A common myth surrounding cataracts is that only the elderly are affected by them. The truth is around the age of 40 years old, the proteins in the lens of the eye begin to break down and clump together. This clump eventually clouds the lens of the eye, and this cloudiness is what is known as a cataract. There are 4 stages of cataract development and typically by stage 3, patients will require surgery. In addition to various severity levels of cataract development, there are also different types of cataracts. While most cataracts are attributed to natural aging, other cataract types include traumatic cataracts (caused by serious eye injury), secondary cataracts (new cataracts that develop after cataract removal surgery), radiation cataracts (brought on by radiation treatment as well as exposure to ultraviolet rays) and pediatric cataracts, also known as congenital cataracts.
What are congenital cataracts? A congenital cataract is the clouding of the lens that presents in the eye either before birth or sometime during the first year of a baby’s life. The first sign of a congenital cataract is the pupil of the eye looks gray or white instead of black. A baby with a cataract cannot see well through the affected eye and may begin to develop related problems caused by the cataract. The developing brain and eyes must work together to develop normal sight, control eye movements properly and interpret the images they see. Eye problems associated with congenital cataracts include some potential vision loss known as amblyopia (lazy eye), a retinal tear or detachment, eyes that are misaligned known as strabismus and glaucoma, pressure that buildups inside the eye leading to optic damage.
Congenital cataracts can be caused by an infection before or soon after birth, premature birth and family history. Genetic causes account for approximately 50% of all congenital cataract cases.

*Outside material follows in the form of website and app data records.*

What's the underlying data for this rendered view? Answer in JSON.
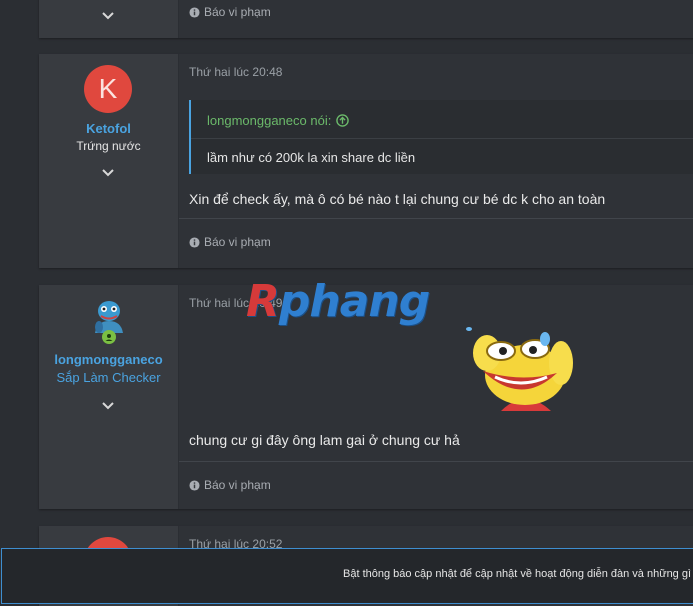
{
  "posts": [
    {
      "report_label": "Báo vi phạm"
    },
    {
      "avatar_letter": "K",
      "username": "Ketofol",
      "user_title": "Trứng nước",
      "date": "Thứ hai lúc 20:48",
      "quote": {
        "author": "longmongganeco nói:",
        "text": "lầm như có 200k la xin share dc liền"
      },
      "message": "Xin để check ấy, mà ô có bé nào t lại chung cư bé dc k cho an toàn",
      "report_label": "Báo vi phạm"
    },
    {
      "username": "longmongganeco",
      "user_title": "Sắp Làm Checker",
      "date": "Thứ hai lúc 20:49",
      "message": "chung cư gi đây ông lam gai ở chung cư hả",
      "report_label": "Báo vi phạm"
    },
    {
      "date": "Thứ hai lúc 20:52"
    }
  ],
  "watermark": {
    "first": "R",
    "rest": "phang"
  },
  "notice": {
    "text": "Bật thông báo cập nhật để cập nhật về hoạt động diễn đàn và những gì l"
  },
  "colors": {
    "accent": "#4aa3e0",
    "quote_author": "#6bb96a",
    "avatar": "#e0483e"
  }
}
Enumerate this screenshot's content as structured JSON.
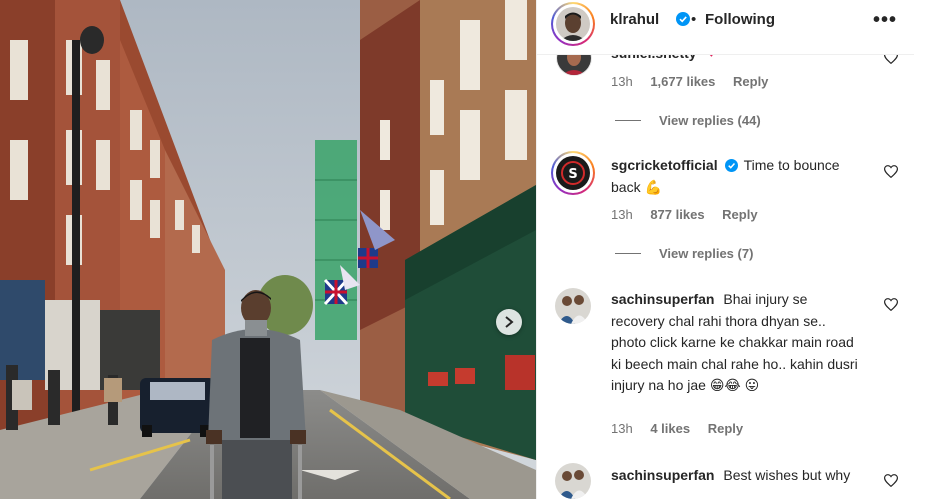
{
  "post": {
    "username": "klrahul",
    "separator": "•",
    "follow_status": "Following",
    "more_label": "•••"
  },
  "comments": [
    {
      "username": "suniel.shetty",
      "text": "❤",
      "time": "13h",
      "likes": "1,677 likes",
      "reply": "Reply",
      "view_replies": "View replies (44)"
    },
    {
      "username": "sgcricketofficial",
      "verified": true,
      "text": "Time to bounce back 💪",
      "time": "13h",
      "likes": "877 likes",
      "reply": "Reply",
      "view_replies": "View replies (7)"
    },
    {
      "username": "sachinsuperfan",
      "text": "Bhai injury se recovery chal rahi thora dhyan se.. photo click karne ke chakkar main road ki beech main chal rahe ho.. kahin dusri injury na ho jae 😁😂 😛",
      "time": "13h",
      "likes": "4 likes",
      "reply": "Reply"
    },
    {
      "username": "sachinsuperfan",
      "text": "Best wishes but why"
    }
  ],
  "colors": {
    "verified": "#0095f6",
    "secondary_text": "#737373",
    "primary_text": "#262626"
  },
  "icons": [
    "verified-badge-icon",
    "more-options-icon",
    "heart-outline-icon",
    "chevron-right-icon"
  ]
}
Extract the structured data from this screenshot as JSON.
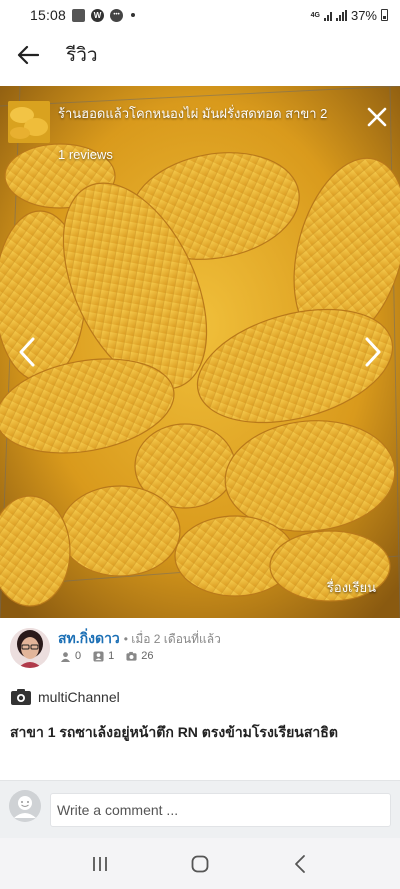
{
  "status_bar": {
    "time": "15:08",
    "network": "4G",
    "battery": "37%"
  },
  "app_bar": {
    "title": "รีวิว"
  },
  "photo": {
    "title": "ร้านฮอดแล้วโคกหนองไผ่ มันฝรั่งสดทอด สาขา 2",
    "reviews": "1 reviews",
    "caption": "รื่องเรียน"
  },
  "reviewer": {
    "name": "สท.กิ่งดาว",
    "time": "เมื่อ 2 เดือนที่แล้ว",
    "stats": {
      "reviews": "0",
      "followers": "1",
      "photos": "26"
    }
  },
  "channel": {
    "label": "multiChannel"
  },
  "review": {
    "text": "สาขา 1 รถซาเล้งอยู่หน้าตึก RN ตรงข้ามโรงเรียนสาธิต"
  },
  "comment": {
    "placeholder": "Write a comment ..."
  },
  "colors": {
    "accent": "#1b6fb5",
    "fries": "#e8a821"
  }
}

Infections during the first year of life that may be responsible for congenital cataracts include chickenpox, cytomegalovirus, herpes, HIV, rubella, syphilis, toxoplasmosis and juvenile diabetes. Some congenital cataracts are too small to affect vision so they will be left untreated. In other cases, ophthalmologists treat cataracts in the same way as age-related cataracts, through surgery to remove the cloudy part of the lens and inputting a flexible plastic artificial lens implant. Most children will need to wear prescription glasses or contact lenses after having cataract surgery because vision may be reduced to some extent. Congenital cataracts are rare with an estimation of 1 to 6 cases per 10,000 live births and are responsible for nearly 10% of all vision loss in children worldwide.
For more information about cataracts, visit WEBSITE. To schedule your comprehensive eye exam for an assessment of your eye health and to protect your vision, call Eye Institute of South Jersey, P.C. at 856-205-1100.